DATA TO USE ::
═══

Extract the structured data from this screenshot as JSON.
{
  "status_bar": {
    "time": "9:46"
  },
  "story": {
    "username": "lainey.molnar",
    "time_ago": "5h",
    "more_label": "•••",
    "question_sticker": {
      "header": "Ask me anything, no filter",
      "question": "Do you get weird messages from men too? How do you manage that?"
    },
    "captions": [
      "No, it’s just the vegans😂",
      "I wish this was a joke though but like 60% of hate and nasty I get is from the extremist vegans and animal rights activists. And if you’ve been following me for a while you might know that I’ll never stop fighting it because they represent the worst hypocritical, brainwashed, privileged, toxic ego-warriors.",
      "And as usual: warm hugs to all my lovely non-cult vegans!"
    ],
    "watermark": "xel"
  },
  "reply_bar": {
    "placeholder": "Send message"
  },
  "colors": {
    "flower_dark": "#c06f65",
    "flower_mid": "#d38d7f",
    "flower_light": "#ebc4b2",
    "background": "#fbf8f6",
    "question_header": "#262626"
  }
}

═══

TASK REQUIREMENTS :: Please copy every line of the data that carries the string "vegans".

SOLUTION FOR THIS PROBLEM ::
      "No, it’s just the vegans😂",
      "I wish this was a joke though but like 60% of hate and nasty I get is from the extremist vegans and animal rights activists. And if you’ve been following me for a while you might know that I’ll never stop fighting it because they represent the worst hypocritical, brainwashed, privileged, toxic ego-warriors.",
      "And as usual: warm hugs to all my lovely non-cult vegans!"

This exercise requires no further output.